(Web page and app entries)
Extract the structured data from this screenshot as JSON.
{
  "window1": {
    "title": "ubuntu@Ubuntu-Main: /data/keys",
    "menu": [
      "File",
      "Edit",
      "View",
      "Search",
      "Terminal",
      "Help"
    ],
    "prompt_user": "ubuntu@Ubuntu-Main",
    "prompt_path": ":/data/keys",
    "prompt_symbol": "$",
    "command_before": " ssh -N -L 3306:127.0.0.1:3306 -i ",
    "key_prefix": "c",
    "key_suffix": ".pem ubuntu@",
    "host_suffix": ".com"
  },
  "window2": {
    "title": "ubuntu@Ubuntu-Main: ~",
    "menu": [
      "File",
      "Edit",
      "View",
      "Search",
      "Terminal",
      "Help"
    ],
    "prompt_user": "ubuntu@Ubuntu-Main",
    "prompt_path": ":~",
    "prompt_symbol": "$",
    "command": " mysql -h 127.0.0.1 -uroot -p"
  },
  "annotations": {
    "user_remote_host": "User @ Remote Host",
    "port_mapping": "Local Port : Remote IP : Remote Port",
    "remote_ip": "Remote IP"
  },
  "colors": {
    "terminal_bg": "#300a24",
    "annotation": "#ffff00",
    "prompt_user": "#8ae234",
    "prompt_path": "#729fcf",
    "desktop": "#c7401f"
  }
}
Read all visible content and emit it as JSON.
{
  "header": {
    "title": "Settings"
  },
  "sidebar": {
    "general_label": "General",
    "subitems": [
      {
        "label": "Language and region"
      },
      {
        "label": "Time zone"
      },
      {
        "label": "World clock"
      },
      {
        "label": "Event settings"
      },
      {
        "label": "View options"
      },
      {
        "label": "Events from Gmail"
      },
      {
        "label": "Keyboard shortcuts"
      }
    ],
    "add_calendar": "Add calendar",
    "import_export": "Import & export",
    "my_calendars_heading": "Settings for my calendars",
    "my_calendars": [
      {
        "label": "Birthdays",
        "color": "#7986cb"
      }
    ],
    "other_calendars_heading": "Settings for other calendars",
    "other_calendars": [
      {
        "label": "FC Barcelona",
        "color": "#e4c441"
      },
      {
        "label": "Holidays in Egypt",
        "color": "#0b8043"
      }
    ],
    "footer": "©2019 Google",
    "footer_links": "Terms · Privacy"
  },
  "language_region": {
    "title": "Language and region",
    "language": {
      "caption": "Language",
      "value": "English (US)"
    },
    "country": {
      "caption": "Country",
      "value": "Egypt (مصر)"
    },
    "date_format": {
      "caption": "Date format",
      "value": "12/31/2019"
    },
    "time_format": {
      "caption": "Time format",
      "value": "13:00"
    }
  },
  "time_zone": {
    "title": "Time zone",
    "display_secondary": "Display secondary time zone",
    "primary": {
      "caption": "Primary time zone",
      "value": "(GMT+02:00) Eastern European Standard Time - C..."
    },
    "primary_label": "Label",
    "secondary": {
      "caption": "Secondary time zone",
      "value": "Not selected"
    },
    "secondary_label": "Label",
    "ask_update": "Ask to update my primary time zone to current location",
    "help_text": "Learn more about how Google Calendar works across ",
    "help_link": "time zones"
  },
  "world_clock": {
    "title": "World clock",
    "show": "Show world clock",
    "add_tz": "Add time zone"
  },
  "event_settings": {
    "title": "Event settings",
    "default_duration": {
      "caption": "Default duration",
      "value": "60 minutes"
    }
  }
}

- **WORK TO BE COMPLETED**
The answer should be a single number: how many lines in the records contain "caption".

- **RESULT BELOW**
7